> [ABOUT THIS EXERCISE]: Your task is to repeat the entries exactly. Leave the pictures out.

DATASET ENTRIES below:

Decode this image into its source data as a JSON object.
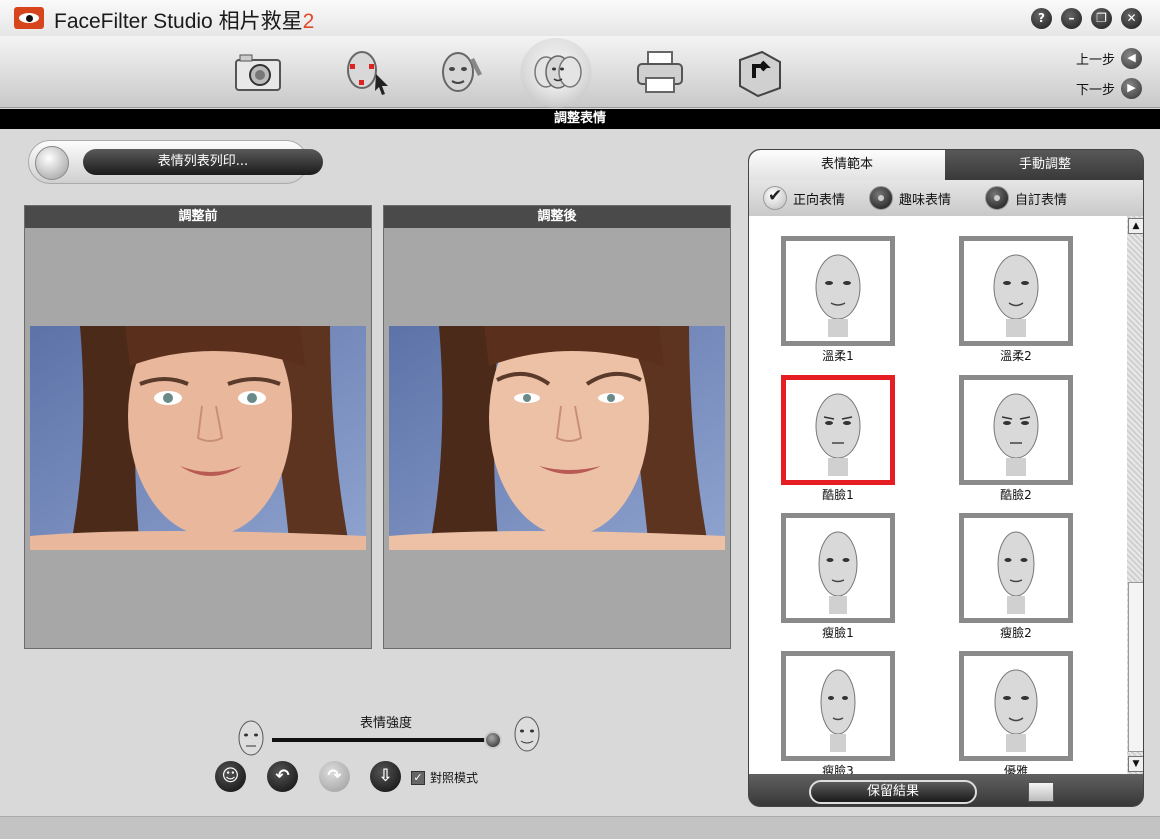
{
  "window": {
    "app_name": "FaceFilter Studio",
    "app_name_cjk": "相片救星",
    "version": "2",
    "buttons": [
      "?",
      "–",
      "❐",
      "✕"
    ]
  },
  "toolbar": {
    "tools": [
      {
        "name": "camera-icon"
      },
      {
        "name": "face-select-icon"
      },
      {
        "name": "face-edit-icon"
      },
      {
        "name": "expression-faces-icon"
      },
      {
        "name": "printer-icon"
      },
      {
        "name": "export-icon"
      }
    ],
    "prev_label": "上一步",
    "next_label": "下一步"
  },
  "section_title": "調整表情",
  "print_list_label": "表情列表列印...",
  "before_panel": {
    "title": "調整前"
  },
  "after_panel": {
    "title": "調整後"
  },
  "slider": {
    "label": "表情強度",
    "value": 1.0
  },
  "controls": {
    "compare_mode_label": "對照模式",
    "compare_checked": true
  },
  "right_panel": {
    "tabs": [
      "表情範本",
      "手動調整"
    ],
    "radios": [
      "正向表情",
      "趣味表情",
      "自訂表情"
    ],
    "selected_radio": 0,
    "templates": [
      "溫柔1",
      "溫柔2",
      "酷臉1",
      "酷臉2",
      "瘦臉1",
      "瘦臉2",
      "瘦臉3",
      "優雅"
    ],
    "selected_template": "酷臉1",
    "save_label": "保留結果"
  },
  "colors": {
    "selection": "#e61e24",
    "accent": "#e0482a"
  }
}
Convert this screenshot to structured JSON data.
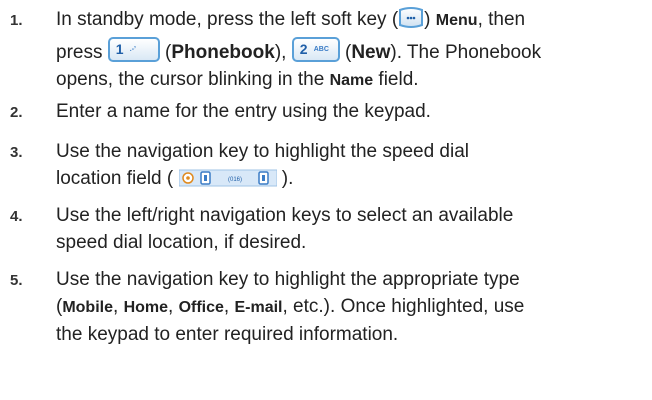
{
  "steps": [
    {
      "num": "1.",
      "l1_a": "In standby mode, press the left soft key (",
      "l1_b": ")",
      "menu": "Menu",
      "l1_c": ", then",
      "l2_a": "press",
      "key1_digit": "1",
      "key1_sym": ".-’",
      "l2_b": " (",
      "phonebook": "Phonebook",
      "l2_c": "),",
      "key2_digit": "2",
      "key2_sym": "ABC",
      "l2_d": " (",
      "new": "New",
      "l2_e": "). The Phonebook",
      "l3_a": "opens, the cursor blinking in the ",
      "name": "Name",
      "l3_b": " field."
    },
    {
      "num": "2.",
      "text": "Enter a name for the entry using the keypad."
    },
    {
      "num": "3.",
      "l1": "Use the navigation key to highlight the speed dial",
      "l2_a": "location field (",
      "field_text": "(016)",
      "l2_b": ")."
    },
    {
      "num": "4.",
      "l1": "Use the left/right navigation keys to select an available",
      "l2": "speed dial location, if desired."
    },
    {
      "num": "5.",
      "l1": "Use the navigation key to highlight the appropriate type",
      "l2_a": "(",
      "mobile": "Mobile",
      "sep1": ", ",
      "home": "Home",
      "sep2": ", ",
      "office": "Office",
      "sep3": ", ",
      "email": "E-mail",
      "l2_b": ", etc.). Once highlighted, use",
      "l3": "the keypad to enter required information."
    }
  ],
  "colors": {
    "text": "#222222",
    "key_border": "#5aa0d8",
    "key_text": "#1f5fa8"
  }
}
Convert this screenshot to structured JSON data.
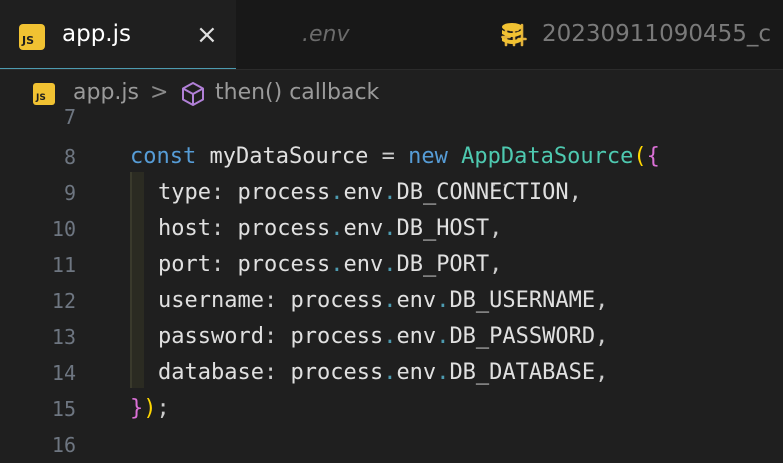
{
  "tabs": [
    {
      "icon_text": "JS",
      "label": "app.js",
      "close": "×"
    },
    {
      "icon": "sliders-icon",
      "label": ".env"
    },
    {
      "icon": "database-icon",
      "label": "20230911090455_c"
    }
  ],
  "breadcrumb": {
    "icon_text": "JS",
    "file": "app.js",
    "separator": ">",
    "symbol": "then() callback"
  },
  "editor": {
    "lines": [
      {
        "num": "7"
      },
      {
        "num": "8"
      },
      {
        "num": "9"
      },
      {
        "num": "10"
      },
      {
        "num": "11"
      },
      {
        "num": "12"
      },
      {
        "num": "13"
      },
      {
        "num": "14"
      },
      {
        "num": "15"
      },
      {
        "num": "16"
      }
    ],
    "l8": {
      "const": "const",
      "name": " myDataSource ",
      "eq": "=",
      "new": " new ",
      "cls": "AppDataSource",
      "paren": "(",
      "brace": "{"
    },
    "l9": {
      "key": "type",
      "colon": ": ",
      "obj": "process",
      "d1": ".",
      "env": "env",
      "d2": ".",
      "val": "DB_CONNECTION",
      "comma": ","
    },
    "l10": {
      "key": "host",
      "colon": ": ",
      "obj": "process",
      "d1": ".",
      "env": "env",
      "d2": ".",
      "val": "DB_HOST",
      "comma": ","
    },
    "l11": {
      "key": "port",
      "colon": ": ",
      "obj": "process",
      "d1": ".",
      "env": "env",
      "d2": ".",
      "val": "DB_PORT",
      "comma": ","
    },
    "l12": {
      "key": "username",
      "colon": ": ",
      "obj": "process",
      "d1": ".",
      "env": "env",
      "d2": ".",
      "val": "DB_USERNAME",
      "comma": ","
    },
    "l13": {
      "key": "password",
      "colon": ": ",
      "obj": "process",
      "d1": ".",
      "env": "env",
      "d2": ".",
      "val": "DB_PASSWORD",
      "comma": ","
    },
    "l14": {
      "key": "database",
      "colon": ": ",
      "obj": "process",
      "d1": ".",
      "env": "env",
      "d2": ".",
      "val": "DB_DATABASE",
      "comma": ","
    },
    "l15": {
      "brace": "}",
      "paren": ")",
      "semi": ";"
    },
    "hint_dots": "..."
  },
  "colors": {
    "background": "#1f1f1f",
    "active_tab_border": "#4d9bb0",
    "js_badge": "#f1c232",
    "keyword": "#c586c0",
    "class_name": "#4ec9b0"
  }
}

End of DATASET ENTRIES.

> [RESULT FOR THIS TASK]:
Decode this image into its source data as a JSON object.
{
  "window": {
    "app_name": "FaceFilter Studio",
    "app_name_cjk": "相片救星",
    "version": "2",
    "buttons": [
      "?",
      "–",
      "❐",
      "✕"
    ]
  },
  "toolbar": {
    "tools": [
      {
        "name": "camera-icon"
      },
      {
        "name": "face-select-icon"
      },
      {
        "name": "face-edit-icon"
      },
      {
        "name": "expression-faces-icon"
      },
      {
        "name": "printer-icon"
      },
      {
        "name": "export-icon"
      }
    ],
    "prev_label": "上一步",
    "next_label": "下一步"
  },
  "section_title": "調整表情",
  "print_list_label": "表情列表列印...",
  "before_panel": {
    "title": "調整前"
  },
  "after_panel": {
    "title": "調整後"
  },
  "slider": {
    "label": "表情強度",
    "value": 1.0
  },
  "controls": {
    "compare_mode_label": "對照模式",
    "compare_checked": true
  },
  "right_panel": {
    "tabs": [
      "表情範本",
      "手動調整"
    ],
    "radios": [
      "正向表情",
      "趣味表情",
      "自訂表情"
    ],
    "selected_radio": 0,
    "templates": [
      "溫柔1",
      "溫柔2",
      "酷臉1",
      "酷臉2",
      "瘦臉1",
      "瘦臉2",
      "瘦臉3",
      "優雅"
    ],
    "selected_template": "酷臉1",
    "save_label": "保留結果"
  },
  "colors": {
    "selection": "#e61e24",
    "accent": "#e0482a"
  }
}
Convert this screenshot to structured JSON data.
{
  "steps": [
    {
      "num": "1.",
      "l1_a": "In standby mode, press the left soft key (",
      "l1_b": ")",
      "menu": "Menu",
      "l1_c": ", then",
      "l2_a": "press",
      "key1_digit": "1",
      "key1_sym": ".-’",
      "l2_b": " (",
      "phonebook": "Phonebook",
      "l2_c": "),",
      "key2_digit": "2",
      "key2_sym": "ABC",
      "l2_d": " (",
      "new": "New",
      "l2_e": "). The Phonebook",
      "l3_a": "opens, the cursor blinking in the ",
      "name": "Name",
      "l3_b": " field."
    },
    {
      "num": "2.",
      "text": "Enter a name for the entry using the keypad."
    },
    {
      "num": "3.",
      "l1": "Use the navigation key to highlight the speed dial",
      "l2_a": "location field (",
      "field_text": "(016)",
      "l2_b": ")."
    },
    {
      "num": "4.",
      "l1": "Use the left/right navigation keys to select an available",
      "l2": "speed dial location, if desired."
    },
    {
      "num": "5.",
      "l1": "Use the navigation key to highlight the appropriate type",
      "l2_a": "(",
      "mobile": "Mobile",
      "sep1": ", ",
      "home": "Home",
      "sep2": ", ",
      "office": "Office",
      "sep3": ", ",
      "email": "E-mail",
      "l2_b": ", etc.). Once highlighted, use",
      "l3": "the keypad to enter required information."
    }
  ],
  "colors": {
    "text": "#222222",
    "key_border": "#5aa0d8",
    "key_text": "#1f5fa8"
  }
}
Convert this screenshot to structured JSON data.
{
  "tabs": [
    {
      "icon_text": "JS",
      "label": "app.js",
      "close": "×"
    },
    {
      "icon": "sliders-icon",
      "label": ".env"
    },
    {
      "icon": "database-icon",
      "label": "20230911090455_c"
    }
  ],
  "breadcrumb": {
    "icon_text": "JS",
    "file": "app.js",
    "separator": ">",
    "symbol": "then() callback"
  },
  "editor": {
    "lines": [
      {
        "num": "7"
      },
      {
        "num": "8"
      },
      {
        "num": "9"
      },
      {
        "num": "10"
      },
      {
        "num": "11"
      },
      {
        "num": "12"
      },
      {
        "num": "13"
      },
      {
        "num": "14"
      },
      {
        "num": "15"
      },
      {
        "num": "16"
      }
    ],
    "l8": {
      "const": "const",
      "name": " myDataSource ",
      "eq": "=",
      "new": " new ",
      "cls": "AppDataSource",
      "paren": "(",
      "brace": "{"
    },
    "l9": {
      "key": "type",
      "colon": ": ",
      "obj": "process",
      "d1": ".",
      "env": "env",
      "d2": ".",
      "val": "DB_CONNECTION",
      "comma": ","
    },
    "l10": {
      "key": "host",
      "colon": ": ",
      "obj": "process",
      "d1": ".",
      "env": "env",
      "d2": ".",
      "val": "DB_HOST",
      "comma": ","
    },
    "l11": {
      "key": "port",
      "colon": ": ",
      "obj": "process",
      "d1": ".",
      "env": "env",
      "d2": ".",
      "val": "DB_PORT",
      "comma": ","
    },
    "l12": {
      "key": "username",
      "colon": ": ",
      "obj": "process",
      "d1": ".",
      "env": "env",
      "d2": ".",
      "val": "DB_USERNAME",
      "comma": ","
    },
    "l13": {
      "key": "password",
      "colon": ": ",
      "obj": "process",
      "d1": ".",
      "env": "env",
      "d2": ".",
      "val": "DB_PASSWORD",
      "comma": ","
    },
    "l14": {
      "key": "database",
      "colon": ": ",
      "obj": "process",
      "d1": ".",
      "env": "env",
      "d2": ".",
      "val": "DB_DATABASE",
      "comma": ","
    },
    "l15": {
      "brace": "}",
      "paren": ")",
      "semi": ";"
    },
    "hint_dots": "..."
  },
  "colors": {
    "background": "#1f1f1f",
    "active_tab_border": "#4d9bb0",
    "js_badge": "#f1c232",
    "keyword": "#c586c0",
    "class_name": "#4ec9b0"
  }
}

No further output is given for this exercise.